→ **Entries provided**
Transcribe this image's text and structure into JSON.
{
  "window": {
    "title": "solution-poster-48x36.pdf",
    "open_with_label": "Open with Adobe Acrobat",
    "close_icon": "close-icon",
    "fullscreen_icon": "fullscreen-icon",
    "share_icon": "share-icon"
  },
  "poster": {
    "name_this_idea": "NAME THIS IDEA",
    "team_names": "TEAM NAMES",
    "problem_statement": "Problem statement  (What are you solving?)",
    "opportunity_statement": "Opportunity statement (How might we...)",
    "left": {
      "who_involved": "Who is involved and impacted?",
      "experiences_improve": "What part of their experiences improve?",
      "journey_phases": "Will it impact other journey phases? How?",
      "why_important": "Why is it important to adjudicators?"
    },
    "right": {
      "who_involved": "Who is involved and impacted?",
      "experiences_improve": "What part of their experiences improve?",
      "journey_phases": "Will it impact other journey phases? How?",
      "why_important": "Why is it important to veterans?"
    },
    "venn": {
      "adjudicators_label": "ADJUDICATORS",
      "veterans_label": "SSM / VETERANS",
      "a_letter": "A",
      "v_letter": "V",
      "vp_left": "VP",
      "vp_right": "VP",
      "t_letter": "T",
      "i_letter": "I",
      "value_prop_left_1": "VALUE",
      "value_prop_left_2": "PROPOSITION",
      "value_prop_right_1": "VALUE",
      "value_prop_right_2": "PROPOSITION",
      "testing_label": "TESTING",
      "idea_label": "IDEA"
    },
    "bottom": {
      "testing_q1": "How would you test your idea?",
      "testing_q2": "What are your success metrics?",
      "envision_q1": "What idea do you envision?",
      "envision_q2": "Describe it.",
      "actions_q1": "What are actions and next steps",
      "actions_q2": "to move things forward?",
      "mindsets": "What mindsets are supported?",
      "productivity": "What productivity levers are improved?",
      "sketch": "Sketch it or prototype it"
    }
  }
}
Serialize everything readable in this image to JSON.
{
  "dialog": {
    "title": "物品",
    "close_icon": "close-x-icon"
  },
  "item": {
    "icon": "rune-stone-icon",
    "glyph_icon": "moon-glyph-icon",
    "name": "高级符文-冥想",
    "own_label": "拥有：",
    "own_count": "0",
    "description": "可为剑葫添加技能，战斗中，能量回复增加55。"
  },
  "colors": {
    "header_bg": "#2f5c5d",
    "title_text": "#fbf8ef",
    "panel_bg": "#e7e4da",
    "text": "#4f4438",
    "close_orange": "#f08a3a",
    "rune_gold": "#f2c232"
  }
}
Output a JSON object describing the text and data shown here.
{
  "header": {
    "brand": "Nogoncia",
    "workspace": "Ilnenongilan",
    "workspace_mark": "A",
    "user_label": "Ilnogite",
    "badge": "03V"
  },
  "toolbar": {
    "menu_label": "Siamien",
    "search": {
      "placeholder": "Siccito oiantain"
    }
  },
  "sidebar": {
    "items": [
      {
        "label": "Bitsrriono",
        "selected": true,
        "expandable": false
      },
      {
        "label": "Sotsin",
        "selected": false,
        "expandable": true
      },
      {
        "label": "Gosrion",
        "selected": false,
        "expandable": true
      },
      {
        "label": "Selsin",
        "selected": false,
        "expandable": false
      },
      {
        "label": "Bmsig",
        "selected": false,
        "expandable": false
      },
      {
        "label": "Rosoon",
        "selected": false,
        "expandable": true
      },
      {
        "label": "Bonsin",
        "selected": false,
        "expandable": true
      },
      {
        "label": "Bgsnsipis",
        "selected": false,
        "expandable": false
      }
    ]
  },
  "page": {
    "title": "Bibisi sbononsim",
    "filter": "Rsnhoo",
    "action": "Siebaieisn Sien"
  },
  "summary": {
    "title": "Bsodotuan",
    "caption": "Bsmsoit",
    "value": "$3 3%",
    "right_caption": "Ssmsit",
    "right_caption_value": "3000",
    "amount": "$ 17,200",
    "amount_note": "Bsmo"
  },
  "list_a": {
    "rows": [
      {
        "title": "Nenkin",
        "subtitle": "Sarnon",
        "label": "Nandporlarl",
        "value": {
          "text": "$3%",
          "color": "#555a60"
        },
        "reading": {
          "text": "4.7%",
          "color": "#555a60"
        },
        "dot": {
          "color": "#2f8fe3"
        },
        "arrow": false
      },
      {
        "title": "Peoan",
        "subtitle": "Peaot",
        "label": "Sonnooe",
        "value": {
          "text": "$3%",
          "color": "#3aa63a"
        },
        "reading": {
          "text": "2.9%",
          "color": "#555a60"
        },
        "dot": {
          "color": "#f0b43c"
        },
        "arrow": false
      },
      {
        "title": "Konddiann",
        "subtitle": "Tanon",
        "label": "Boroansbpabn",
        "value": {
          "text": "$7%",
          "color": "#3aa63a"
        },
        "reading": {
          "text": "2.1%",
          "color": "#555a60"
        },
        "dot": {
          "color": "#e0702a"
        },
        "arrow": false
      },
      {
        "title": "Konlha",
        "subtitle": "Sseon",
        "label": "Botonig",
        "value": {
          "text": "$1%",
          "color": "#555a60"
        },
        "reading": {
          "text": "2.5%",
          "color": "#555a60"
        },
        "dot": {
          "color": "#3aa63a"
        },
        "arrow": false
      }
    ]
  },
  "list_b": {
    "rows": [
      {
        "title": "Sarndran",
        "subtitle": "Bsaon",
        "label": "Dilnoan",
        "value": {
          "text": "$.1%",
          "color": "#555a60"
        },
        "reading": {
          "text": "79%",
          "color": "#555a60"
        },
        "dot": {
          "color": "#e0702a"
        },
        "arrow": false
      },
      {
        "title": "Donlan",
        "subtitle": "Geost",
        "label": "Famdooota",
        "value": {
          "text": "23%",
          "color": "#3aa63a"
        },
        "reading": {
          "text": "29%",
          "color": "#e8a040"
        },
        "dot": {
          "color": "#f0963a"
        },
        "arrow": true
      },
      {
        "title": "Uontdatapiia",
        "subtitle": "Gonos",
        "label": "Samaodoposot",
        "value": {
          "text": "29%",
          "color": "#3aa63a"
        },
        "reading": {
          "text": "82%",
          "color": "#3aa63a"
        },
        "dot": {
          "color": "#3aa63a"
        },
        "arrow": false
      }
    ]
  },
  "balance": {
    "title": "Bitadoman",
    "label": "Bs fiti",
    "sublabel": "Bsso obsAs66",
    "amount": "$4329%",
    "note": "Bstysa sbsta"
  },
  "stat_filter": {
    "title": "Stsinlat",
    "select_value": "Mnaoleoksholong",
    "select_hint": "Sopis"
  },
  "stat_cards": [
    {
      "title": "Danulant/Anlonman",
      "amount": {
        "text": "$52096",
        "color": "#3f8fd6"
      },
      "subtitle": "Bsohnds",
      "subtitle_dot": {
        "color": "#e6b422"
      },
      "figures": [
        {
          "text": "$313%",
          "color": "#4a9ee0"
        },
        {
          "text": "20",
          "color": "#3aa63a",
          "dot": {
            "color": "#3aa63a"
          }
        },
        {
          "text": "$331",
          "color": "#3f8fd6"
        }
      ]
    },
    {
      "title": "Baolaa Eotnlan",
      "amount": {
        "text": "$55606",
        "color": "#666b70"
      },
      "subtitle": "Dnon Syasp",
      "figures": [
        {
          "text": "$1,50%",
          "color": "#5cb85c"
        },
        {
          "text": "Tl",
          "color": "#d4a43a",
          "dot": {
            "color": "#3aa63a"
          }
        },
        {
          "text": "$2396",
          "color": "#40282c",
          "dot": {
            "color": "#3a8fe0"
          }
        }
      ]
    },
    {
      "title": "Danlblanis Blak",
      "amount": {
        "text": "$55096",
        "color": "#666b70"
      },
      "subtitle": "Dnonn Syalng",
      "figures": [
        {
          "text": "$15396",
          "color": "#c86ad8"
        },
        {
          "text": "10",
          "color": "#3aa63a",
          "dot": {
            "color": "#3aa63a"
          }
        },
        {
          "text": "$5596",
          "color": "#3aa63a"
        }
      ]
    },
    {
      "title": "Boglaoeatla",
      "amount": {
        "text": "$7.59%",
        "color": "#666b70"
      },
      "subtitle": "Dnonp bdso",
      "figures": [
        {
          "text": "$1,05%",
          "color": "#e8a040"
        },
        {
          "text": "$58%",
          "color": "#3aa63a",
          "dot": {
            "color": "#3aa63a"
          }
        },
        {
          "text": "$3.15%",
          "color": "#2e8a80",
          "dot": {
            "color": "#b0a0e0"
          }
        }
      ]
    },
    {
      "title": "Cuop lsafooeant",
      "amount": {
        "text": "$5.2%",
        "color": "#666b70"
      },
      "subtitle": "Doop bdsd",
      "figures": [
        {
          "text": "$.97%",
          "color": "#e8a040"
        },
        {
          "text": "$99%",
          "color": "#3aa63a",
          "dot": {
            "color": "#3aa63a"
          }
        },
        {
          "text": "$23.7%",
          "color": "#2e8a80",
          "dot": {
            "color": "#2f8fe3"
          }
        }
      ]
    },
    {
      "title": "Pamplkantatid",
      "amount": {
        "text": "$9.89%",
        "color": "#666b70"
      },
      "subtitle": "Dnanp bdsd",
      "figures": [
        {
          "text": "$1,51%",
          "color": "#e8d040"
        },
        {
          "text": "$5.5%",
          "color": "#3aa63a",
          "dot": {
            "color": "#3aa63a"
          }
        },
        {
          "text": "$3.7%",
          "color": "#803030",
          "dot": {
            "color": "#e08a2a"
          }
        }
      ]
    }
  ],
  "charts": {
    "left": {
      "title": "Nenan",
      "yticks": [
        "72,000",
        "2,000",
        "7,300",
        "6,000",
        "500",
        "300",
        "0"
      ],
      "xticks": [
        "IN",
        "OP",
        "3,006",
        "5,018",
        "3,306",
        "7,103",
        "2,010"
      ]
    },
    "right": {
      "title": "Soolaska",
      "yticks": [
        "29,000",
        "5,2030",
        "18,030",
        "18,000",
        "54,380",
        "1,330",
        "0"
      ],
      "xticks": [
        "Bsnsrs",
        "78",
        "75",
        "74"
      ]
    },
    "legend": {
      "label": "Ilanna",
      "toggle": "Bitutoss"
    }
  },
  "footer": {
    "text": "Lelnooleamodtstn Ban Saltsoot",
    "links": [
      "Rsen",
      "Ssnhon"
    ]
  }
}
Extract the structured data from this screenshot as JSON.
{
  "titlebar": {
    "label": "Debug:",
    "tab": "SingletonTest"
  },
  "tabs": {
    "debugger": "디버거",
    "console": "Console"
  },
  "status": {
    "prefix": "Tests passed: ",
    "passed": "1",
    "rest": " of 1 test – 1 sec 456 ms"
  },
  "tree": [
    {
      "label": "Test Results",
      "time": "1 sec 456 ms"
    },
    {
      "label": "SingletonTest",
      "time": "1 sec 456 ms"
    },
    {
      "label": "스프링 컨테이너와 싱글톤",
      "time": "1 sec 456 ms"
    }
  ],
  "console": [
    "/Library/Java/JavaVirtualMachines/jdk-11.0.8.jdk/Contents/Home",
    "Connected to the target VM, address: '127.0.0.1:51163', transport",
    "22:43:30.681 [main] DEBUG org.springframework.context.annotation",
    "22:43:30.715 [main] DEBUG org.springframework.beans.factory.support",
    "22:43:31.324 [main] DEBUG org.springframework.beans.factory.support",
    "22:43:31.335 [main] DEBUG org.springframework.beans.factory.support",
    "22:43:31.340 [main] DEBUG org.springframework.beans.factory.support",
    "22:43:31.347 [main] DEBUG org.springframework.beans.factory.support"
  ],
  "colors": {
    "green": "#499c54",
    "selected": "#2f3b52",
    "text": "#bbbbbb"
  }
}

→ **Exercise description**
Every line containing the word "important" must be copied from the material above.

→ **Solved problem**
      "why_important": "Why is it important to adjudicators?"
      "why_important": "Why is it important to veterans?"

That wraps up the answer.